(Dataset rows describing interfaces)
___
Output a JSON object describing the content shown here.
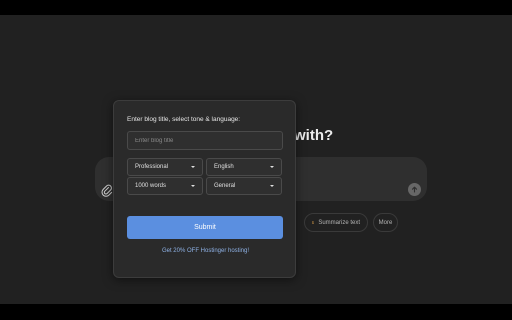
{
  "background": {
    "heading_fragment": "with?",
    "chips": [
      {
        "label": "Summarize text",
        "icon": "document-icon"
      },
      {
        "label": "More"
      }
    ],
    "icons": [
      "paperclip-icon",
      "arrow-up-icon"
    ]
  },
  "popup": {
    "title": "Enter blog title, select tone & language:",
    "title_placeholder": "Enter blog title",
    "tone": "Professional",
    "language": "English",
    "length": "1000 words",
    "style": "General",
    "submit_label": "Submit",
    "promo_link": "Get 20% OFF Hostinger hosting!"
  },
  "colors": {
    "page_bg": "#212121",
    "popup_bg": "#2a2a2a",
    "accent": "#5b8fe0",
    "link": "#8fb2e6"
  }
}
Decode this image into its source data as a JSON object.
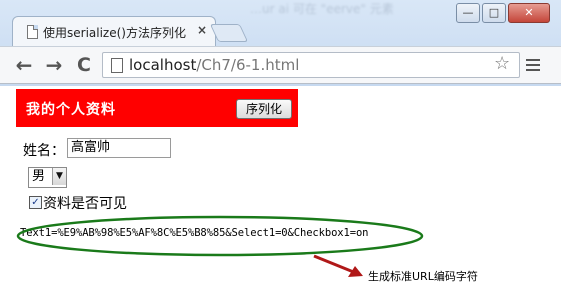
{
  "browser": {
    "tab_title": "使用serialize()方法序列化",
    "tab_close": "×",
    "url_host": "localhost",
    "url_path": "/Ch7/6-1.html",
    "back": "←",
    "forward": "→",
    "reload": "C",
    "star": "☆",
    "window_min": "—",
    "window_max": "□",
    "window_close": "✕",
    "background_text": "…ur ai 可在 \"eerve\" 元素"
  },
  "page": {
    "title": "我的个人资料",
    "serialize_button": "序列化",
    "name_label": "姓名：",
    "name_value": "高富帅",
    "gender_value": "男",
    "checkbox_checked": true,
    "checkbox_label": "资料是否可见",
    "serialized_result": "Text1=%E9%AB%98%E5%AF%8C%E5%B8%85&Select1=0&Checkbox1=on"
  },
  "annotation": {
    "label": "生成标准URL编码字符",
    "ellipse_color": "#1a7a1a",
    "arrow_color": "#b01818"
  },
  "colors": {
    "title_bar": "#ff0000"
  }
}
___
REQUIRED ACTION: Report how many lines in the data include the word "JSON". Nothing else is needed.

OUTPUT FOR THIS TASK: 2